> _Required action_:
Check every line of the data below for the word "JSON". Copy the ones that have it.

> _Listed records_:
+===+

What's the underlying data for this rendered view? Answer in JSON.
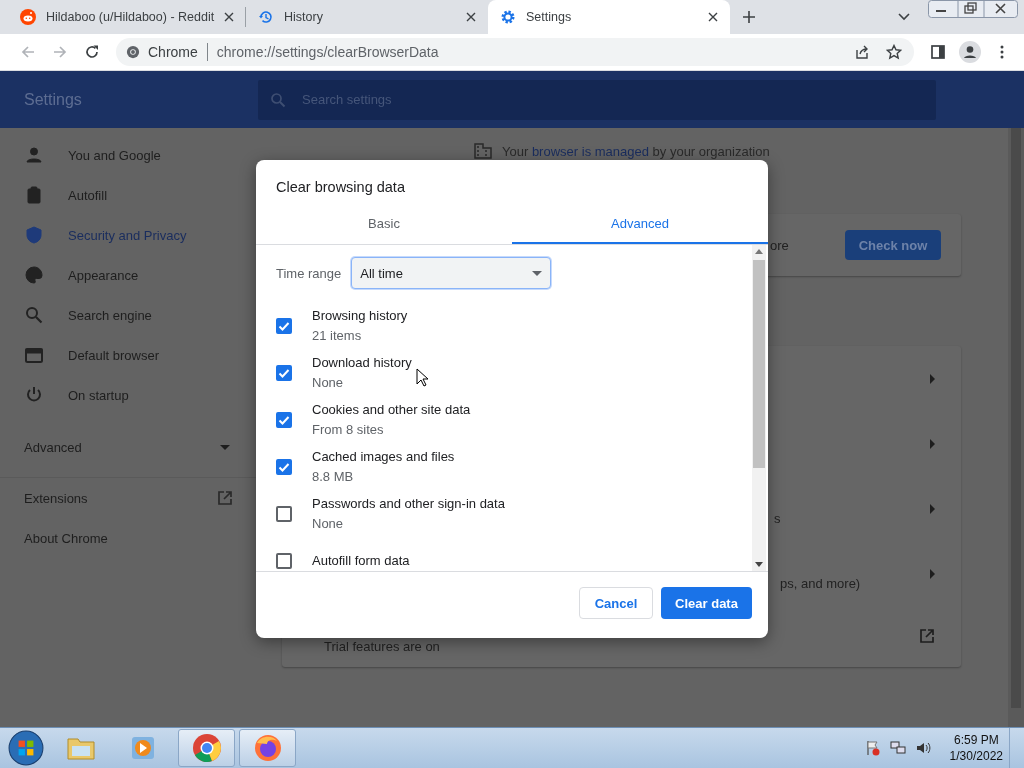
{
  "browser": {
    "tabs": [
      {
        "kind": "reddit",
        "title": "Hildaboo (u/Hildaboo) - Reddit",
        "selected": false
      },
      {
        "kind": "history",
        "title": "History",
        "selected": false
      },
      {
        "kind": "settings",
        "title": "Settings",
        "selected": true
      }
    ],
    "address": {
      "site_label": "Chrome",
      "url": "chrome://settings/clearBrowserData"
    }
  },
  "settings": {
    "header_title": "Settings",
    "search": {
      "placeholder": "Search settings"
    },
    "sidebar": {
      "items": [
        {
          "kind": "person",
          "label": "You and Google",
          "selected": false
        },
        {
          "kind": "clipboard",
          "label": "Autofill",
          "selected": false
        },
        {
          "kind": "shield",
          "label": "Security and Privacy",
          "selected": true
        },
        {
          "kind": "palette",
          "label": "Appearance",
          "selected": false
        },
        {
          "kind": "search",
          "label": "Search engine",
          "selected": false
        },
        {
          "kind": "browser",
          "label": "Default browser",
          "selected": false
        },
        {
          "kind": "power",
          "label": "On startup",
          "selected": false
        }
      ],
      "advanced": "Advanced",
      "extensions": "Extensions",
      "about": "About Chrome"
    },
    "managed_notice": {
      "before": "Your",
      "link": "browser is managed",
      "after": "by your organization"
    },
    "safety_check": {
      "text_fragment": "ore",
      "button": "Check now"
    },
    "privacy_rows": [
      {},
      {},
      {
        "text_fragment": "s"
      },
      {
        "text_fragment": "ps, and more)"
      },
      {
        "text_fragment": "Trial features are on"
      }
    ]
  },
  "dialog": {
    "title": "Clear browsing data",
    "tabs": [
      {
        "label": "Basic",
        "selected": false
      },
      {
        "label": "Advanced",
        "selected": true
      }
    ],
    "time_range": {
      "label": "Time range",
      "value": "All time"
    },
    "items": [
      {
        "title": "Browsing history",
        "detail": "21 items",
        "checked": true
      },
      {
        "title": "Download history",
        "detail": "None",
        "checked": true
      },
      {
        "title": "Cookies and other site data",
        "detail": "From 8 sites",
        "checked": true
      },
      {
        "title": "Cached images and files",
        "detail": "8.8 MB",
        "checked": true
      },
      {
        "title": "Passwords and other sign-in data",
        "detail": "None",
        "checked": false
      },
      {
        "title": "Autofill form data",
        "checked": false
      }
    ],
    "cancel": "Cancel",
    "confirm": "Clear data"
  },
  "taskbar": {
    "time": "6:59 PM",
    "date": "1/30/2022"
  }
}
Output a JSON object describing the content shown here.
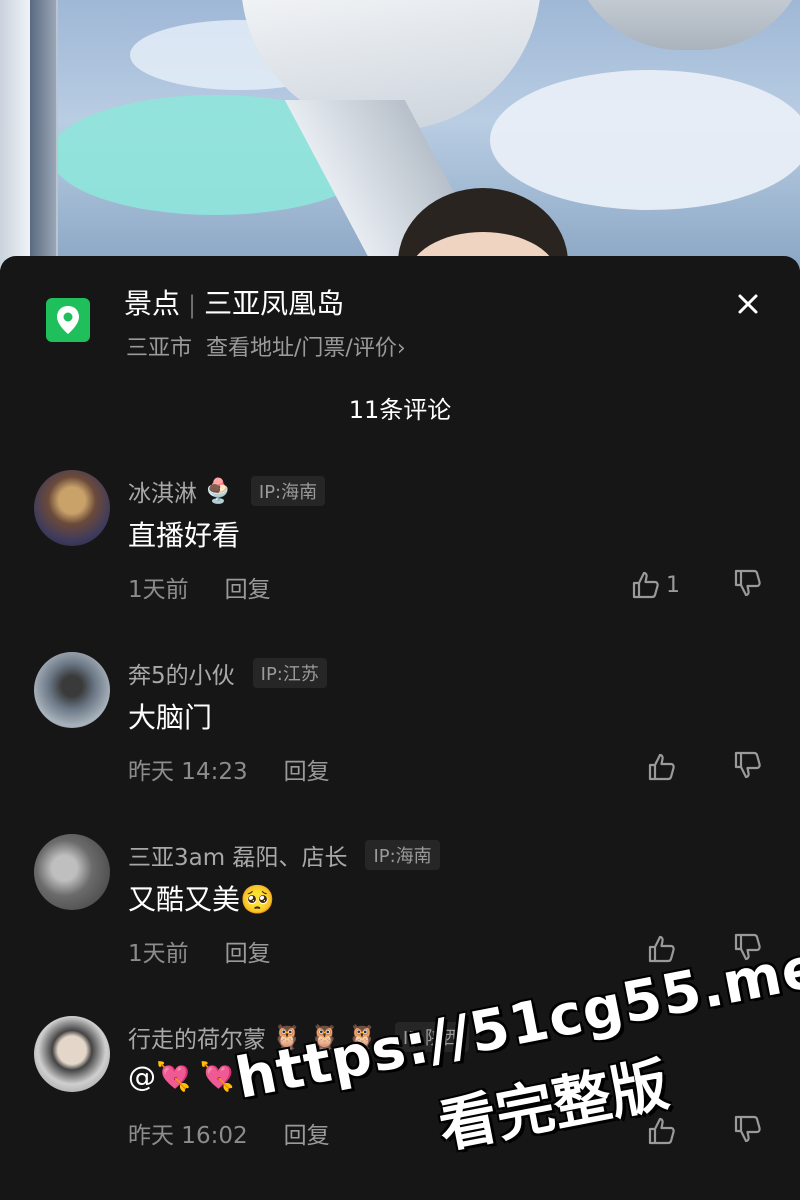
{
  "poi": {
    "category": "景点",
    "separator": "|",
    "name": "三亚凤凰岛",
    "city": "三亚市",
    "link_label": "查看地址/门票/评价",
    "link_chevron": "›",
    "icon": "location-pin-icon",
    "accent": "#1fbf5c"
  },
  "close_label": "×",
  "comment_count_label": "11条评论",
  "comments": [
    {
      "user": "冰淇淋",
      "user_emoji": "🍨",
      "ip": "IP:海南",
      "text": "直播好看",
      "time": "1天前",
      "reply_label": "回复",
      "likes": "1"
    },
    {
      "user": "奔5的小伙",
      "user_emoji": "",
      "ip": "IP:江苏",
      "text": "大脑门",
      "time": "昨天 14:23",
      "reply_label": "回复",
      "likes": ""
    },
    {
      "user": "三亚3am 磊阳、店长",
      "user_emoji": "",
      "ip": "IP:海南",
      "text": "又酷又美🥺",
      "time": "1天前",
      "reply_label": "回复",
      "likes": ""
    },
    {
      "user": "行走的荷尔蒙",
      "user_emoji": "🦉 🦉 🦉",
      "ip": "IP:陕西",
      "text": "@💘 💘",
      "time": "昨天 16:02",
      "reply_label": "回复",
      "likes": ""
    }
  ],
  "watermark": {
    "line1": "https://51cg55.me",
    "line2": "看完整版"
  }
}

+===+

> _Solved exercise_:
What's the underlying data for this rendered view? Answer in JSON.
Output a JSON object describing the content shown here.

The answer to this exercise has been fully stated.